Future of Mobile News
The percent of Americans with mobile access to the internet has jumped dramatically in the last year—a trend that has major implications for the news industry. A new survey of news use on mobile devices by PEJ in collaboration with The Economist Group examines how tablets and smartphones have changed news consumption habits and what that might mean for the future of news.
The Future of Mobile News
Highlights from the Pew Research Center’s Project for Excellence in Journalism report The Future of Mobile News.
How the Presidential Candidates Use the Web and Social Media
On the eve of the conventions, Barack Obama holds a distinct advantage over Mitt Romney in the way his campaign is using digital technology to communicate directly with voters.
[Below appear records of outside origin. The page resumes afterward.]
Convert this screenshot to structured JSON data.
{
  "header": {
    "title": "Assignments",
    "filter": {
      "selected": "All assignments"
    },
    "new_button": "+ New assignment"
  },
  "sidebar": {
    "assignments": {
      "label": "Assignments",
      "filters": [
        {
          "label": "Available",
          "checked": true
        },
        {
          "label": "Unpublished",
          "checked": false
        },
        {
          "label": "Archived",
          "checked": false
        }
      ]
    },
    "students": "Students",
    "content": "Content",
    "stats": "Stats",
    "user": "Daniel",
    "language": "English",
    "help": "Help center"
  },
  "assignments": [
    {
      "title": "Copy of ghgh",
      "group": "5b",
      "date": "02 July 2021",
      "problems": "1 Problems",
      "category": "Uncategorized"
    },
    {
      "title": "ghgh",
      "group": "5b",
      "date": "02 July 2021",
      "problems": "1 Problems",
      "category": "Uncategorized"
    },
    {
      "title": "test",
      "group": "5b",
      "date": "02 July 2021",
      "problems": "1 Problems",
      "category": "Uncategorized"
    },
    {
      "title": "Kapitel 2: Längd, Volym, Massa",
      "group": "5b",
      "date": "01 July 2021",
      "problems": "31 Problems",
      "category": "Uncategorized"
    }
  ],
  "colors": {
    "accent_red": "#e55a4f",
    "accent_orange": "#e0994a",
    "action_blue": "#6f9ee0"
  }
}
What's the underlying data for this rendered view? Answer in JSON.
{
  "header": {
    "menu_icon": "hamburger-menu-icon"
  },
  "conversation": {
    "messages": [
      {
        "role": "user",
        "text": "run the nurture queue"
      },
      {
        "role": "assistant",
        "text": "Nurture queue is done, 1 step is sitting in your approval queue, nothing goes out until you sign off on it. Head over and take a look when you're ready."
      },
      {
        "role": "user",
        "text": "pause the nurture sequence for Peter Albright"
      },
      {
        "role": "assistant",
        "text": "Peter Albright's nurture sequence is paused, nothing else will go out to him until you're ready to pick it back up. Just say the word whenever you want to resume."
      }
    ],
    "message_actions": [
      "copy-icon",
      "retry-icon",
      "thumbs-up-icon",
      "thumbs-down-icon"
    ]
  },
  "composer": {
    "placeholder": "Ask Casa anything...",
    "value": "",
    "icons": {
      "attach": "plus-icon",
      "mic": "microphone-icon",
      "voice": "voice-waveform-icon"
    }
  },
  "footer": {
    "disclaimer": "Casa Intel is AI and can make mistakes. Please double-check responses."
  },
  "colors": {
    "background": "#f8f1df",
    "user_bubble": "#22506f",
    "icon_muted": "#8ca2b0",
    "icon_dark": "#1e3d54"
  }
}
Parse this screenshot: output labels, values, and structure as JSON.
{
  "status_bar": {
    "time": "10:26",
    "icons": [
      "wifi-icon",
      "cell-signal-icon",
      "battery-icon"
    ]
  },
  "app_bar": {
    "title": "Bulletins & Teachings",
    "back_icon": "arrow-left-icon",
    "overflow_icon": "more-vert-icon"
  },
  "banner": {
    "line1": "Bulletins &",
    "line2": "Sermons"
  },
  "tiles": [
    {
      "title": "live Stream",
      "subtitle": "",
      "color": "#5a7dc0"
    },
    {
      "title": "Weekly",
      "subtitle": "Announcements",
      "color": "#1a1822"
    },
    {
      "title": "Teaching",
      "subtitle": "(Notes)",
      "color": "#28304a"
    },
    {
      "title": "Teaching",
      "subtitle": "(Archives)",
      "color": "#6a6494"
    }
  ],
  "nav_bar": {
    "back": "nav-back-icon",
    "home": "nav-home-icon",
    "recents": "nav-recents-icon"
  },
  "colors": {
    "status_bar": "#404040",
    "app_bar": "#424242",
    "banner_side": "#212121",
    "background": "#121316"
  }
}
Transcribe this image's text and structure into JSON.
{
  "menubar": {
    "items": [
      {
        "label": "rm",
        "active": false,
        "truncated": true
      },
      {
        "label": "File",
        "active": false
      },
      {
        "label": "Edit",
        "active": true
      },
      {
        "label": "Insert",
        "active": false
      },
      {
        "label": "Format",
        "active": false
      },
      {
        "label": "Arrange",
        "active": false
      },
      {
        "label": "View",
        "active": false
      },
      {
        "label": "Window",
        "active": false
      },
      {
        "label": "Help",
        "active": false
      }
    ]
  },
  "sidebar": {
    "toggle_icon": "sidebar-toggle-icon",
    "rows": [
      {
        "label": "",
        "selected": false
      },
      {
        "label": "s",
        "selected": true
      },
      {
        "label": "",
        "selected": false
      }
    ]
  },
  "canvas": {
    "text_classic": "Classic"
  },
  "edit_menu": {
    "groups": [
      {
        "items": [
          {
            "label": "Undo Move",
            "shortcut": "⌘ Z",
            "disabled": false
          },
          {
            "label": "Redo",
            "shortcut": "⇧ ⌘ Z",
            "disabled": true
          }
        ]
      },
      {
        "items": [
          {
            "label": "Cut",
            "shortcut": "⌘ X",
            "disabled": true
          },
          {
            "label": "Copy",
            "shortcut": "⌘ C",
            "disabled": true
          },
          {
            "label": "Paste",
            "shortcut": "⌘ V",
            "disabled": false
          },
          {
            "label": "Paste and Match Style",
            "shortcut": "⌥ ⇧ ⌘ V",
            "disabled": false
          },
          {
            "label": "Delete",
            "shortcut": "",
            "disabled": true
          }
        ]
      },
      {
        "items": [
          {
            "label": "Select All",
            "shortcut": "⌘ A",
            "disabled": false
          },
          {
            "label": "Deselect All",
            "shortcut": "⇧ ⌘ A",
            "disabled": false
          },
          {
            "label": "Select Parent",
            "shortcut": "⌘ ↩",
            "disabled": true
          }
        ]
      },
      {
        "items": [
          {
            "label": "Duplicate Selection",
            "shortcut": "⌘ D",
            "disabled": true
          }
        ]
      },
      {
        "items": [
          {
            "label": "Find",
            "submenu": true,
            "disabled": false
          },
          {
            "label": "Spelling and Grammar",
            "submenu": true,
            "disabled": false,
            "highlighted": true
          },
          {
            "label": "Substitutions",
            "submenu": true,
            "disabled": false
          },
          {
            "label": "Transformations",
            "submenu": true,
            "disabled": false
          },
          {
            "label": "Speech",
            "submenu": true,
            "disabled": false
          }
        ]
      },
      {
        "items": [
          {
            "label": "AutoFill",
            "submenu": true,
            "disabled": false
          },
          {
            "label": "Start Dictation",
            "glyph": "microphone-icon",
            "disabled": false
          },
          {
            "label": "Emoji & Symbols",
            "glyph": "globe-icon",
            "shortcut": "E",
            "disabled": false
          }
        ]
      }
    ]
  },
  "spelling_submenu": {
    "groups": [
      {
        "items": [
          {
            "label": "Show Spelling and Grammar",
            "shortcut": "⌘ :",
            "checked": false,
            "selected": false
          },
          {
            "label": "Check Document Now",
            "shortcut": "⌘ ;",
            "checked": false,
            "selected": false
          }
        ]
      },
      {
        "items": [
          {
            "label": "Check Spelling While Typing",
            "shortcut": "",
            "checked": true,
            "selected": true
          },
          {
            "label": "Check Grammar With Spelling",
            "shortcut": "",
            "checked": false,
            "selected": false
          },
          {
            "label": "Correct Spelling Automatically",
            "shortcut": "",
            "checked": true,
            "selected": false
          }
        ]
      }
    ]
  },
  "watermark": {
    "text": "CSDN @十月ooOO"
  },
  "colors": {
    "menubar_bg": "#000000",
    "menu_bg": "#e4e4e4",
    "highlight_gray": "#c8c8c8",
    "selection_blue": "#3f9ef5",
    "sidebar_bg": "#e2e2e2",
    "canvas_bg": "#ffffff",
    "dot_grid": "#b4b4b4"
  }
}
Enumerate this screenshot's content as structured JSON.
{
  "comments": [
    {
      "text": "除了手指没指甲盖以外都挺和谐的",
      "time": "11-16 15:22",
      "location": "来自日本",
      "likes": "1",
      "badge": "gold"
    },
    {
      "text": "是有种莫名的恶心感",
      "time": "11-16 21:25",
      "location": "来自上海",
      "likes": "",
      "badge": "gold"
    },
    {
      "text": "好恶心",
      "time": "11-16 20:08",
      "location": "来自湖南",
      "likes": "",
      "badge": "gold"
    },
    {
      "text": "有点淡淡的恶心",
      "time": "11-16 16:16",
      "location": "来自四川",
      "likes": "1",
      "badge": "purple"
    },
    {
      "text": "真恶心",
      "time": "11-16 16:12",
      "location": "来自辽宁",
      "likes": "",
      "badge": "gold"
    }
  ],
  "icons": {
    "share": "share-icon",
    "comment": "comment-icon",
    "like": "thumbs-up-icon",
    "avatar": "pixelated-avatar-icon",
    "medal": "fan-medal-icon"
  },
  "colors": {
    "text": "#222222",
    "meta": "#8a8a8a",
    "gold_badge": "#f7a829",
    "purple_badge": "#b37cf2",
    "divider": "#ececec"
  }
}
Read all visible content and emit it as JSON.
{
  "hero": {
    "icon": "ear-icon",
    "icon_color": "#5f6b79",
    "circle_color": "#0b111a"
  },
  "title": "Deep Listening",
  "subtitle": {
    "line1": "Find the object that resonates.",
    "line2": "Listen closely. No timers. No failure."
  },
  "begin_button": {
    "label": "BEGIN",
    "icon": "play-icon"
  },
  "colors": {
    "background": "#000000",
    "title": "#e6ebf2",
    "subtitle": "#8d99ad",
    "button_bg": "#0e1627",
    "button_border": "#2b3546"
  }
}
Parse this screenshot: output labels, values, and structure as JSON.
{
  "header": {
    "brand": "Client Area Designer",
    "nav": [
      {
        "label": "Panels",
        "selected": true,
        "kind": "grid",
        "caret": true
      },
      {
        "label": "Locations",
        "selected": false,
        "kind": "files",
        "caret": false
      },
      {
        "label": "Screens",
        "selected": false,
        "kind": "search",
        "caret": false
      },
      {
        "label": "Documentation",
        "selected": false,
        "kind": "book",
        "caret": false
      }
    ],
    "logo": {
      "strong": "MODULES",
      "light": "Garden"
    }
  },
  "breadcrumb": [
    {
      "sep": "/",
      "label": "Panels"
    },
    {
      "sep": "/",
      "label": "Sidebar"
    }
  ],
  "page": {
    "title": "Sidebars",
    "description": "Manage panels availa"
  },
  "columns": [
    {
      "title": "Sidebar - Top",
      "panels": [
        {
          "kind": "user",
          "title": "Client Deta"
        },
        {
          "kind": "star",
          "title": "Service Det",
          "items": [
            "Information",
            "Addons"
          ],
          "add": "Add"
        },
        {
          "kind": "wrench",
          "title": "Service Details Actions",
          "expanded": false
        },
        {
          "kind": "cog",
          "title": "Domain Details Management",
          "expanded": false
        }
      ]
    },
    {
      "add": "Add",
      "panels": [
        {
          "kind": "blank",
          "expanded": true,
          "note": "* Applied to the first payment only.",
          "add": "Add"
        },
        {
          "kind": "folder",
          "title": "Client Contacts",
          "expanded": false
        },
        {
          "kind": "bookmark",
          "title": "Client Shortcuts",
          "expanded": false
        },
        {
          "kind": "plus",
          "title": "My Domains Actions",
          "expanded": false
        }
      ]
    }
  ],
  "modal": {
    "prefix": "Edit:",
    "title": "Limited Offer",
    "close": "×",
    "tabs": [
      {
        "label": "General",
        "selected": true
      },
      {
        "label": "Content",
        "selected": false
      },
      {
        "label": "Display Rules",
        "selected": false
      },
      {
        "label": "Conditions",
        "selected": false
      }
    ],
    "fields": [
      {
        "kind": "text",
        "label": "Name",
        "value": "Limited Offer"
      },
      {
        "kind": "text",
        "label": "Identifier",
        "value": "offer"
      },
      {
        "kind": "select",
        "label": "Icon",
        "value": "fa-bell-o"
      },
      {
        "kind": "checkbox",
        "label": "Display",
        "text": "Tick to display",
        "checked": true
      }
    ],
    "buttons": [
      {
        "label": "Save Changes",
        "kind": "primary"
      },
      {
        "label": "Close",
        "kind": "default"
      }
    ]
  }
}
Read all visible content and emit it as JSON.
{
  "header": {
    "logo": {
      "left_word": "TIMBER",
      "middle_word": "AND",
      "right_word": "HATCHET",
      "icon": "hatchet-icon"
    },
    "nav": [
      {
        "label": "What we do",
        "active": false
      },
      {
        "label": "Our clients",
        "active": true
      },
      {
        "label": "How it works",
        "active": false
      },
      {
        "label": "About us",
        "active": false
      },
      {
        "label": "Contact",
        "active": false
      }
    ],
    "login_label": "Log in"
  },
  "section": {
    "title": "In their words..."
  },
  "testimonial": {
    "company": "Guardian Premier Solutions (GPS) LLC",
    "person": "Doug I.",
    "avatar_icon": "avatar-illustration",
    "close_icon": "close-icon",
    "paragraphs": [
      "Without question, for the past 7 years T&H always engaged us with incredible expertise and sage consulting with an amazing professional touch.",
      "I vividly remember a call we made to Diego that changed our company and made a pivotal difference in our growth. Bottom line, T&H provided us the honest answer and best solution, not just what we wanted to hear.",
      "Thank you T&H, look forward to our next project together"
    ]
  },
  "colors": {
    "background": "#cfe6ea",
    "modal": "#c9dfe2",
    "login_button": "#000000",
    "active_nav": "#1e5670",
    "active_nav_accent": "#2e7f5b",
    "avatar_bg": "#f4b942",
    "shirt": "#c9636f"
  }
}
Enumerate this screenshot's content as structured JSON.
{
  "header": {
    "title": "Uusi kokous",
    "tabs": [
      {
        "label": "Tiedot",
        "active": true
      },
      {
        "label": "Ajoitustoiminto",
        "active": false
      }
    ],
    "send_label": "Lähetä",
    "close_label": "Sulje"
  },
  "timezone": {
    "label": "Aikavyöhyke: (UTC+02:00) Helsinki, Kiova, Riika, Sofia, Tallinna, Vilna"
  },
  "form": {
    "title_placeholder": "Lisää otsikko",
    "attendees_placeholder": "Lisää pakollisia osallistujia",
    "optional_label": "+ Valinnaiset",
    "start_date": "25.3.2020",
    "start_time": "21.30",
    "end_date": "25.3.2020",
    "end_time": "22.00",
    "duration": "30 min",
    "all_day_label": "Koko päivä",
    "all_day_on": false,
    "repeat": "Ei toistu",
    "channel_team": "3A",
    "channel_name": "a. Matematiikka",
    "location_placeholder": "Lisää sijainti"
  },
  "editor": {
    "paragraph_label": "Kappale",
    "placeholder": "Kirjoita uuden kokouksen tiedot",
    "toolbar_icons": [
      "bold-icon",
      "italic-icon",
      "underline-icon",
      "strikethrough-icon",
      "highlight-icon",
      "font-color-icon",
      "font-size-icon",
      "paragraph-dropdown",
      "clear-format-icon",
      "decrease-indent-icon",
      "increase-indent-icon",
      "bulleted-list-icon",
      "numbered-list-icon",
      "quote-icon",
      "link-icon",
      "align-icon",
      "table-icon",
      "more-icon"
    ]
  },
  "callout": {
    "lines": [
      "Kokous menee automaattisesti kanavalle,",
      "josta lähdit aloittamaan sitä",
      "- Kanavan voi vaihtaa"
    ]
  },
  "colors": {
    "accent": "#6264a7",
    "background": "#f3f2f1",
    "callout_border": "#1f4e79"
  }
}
The Obama campaign is posting almost four times as much content and is active on nearly twice as many platforms, according to a new study analyzing the content and volume of candidate communications on their websites and social media channels.
YouTube & News
News is becoming a major part of what Americans watch on YouTube. In the last 15 months, a third of the most searched terms on the video sharing site were news related. A new study by the Project for Excellence in Journalism explores the character of news on YouTube.
The State of the News Media 2012: An Annual Report on American Journalism
New research released in this report finds that mobile devices are adding to people’s news consumption, strengthening the lure of traditional news brands and providing a boost to long-form journalism. Eight in ten who get news on smartphones or tablets, for instance, get news on conventional computers as well. People are taking advantage, in other words, of having easier access to news throughout the day – in their pocket, on their desks and in their laps.
Mobile Devices and News Consumption: Some Good Signs for Journalism
The migration of audiences toward digital news advanced to a new level in 2011 and early 2012, the era of mobile and multidigital devices. More than three-quarters of U.S. adults own laptop or desktop computers, a number that has been stable for some years.1 Now, in addition, 44% of adults own a smartphone, and the number of tablet owners grew by about 50% since the summer of 2011, to 18% of Americans over age 18.
The Search for a New Business Model
How close are America’s beleaguered newspapers to solving their revenue problems? A new report from PEJ that includes detailed case studies of dozens of daily papers and interviews with newspaper company executives finds an industry struggling to reinvent itself, but also some hopeful success stories.
Digital Advertising and News
With digital ad revenue projected to overtake all other platforms by 2016, it is the key to the financial future of news. Are news organizations transitioning their legacy advertisers to online platforms? A PEJ report analyzing more than 5,000 ads from 22 news outlets offers answers.
Where People Get Information about Restaurants and Local Businesses
The internet is the source that people most rely on for material about the local business scene and search engines are particularly valued.
How Mainstream Media Outlets Use Twitter
Twitter has been embraced by news organizations today, but is used in limited ways, according to a new study by the Project for Excellence in Journalism and The George Washington University.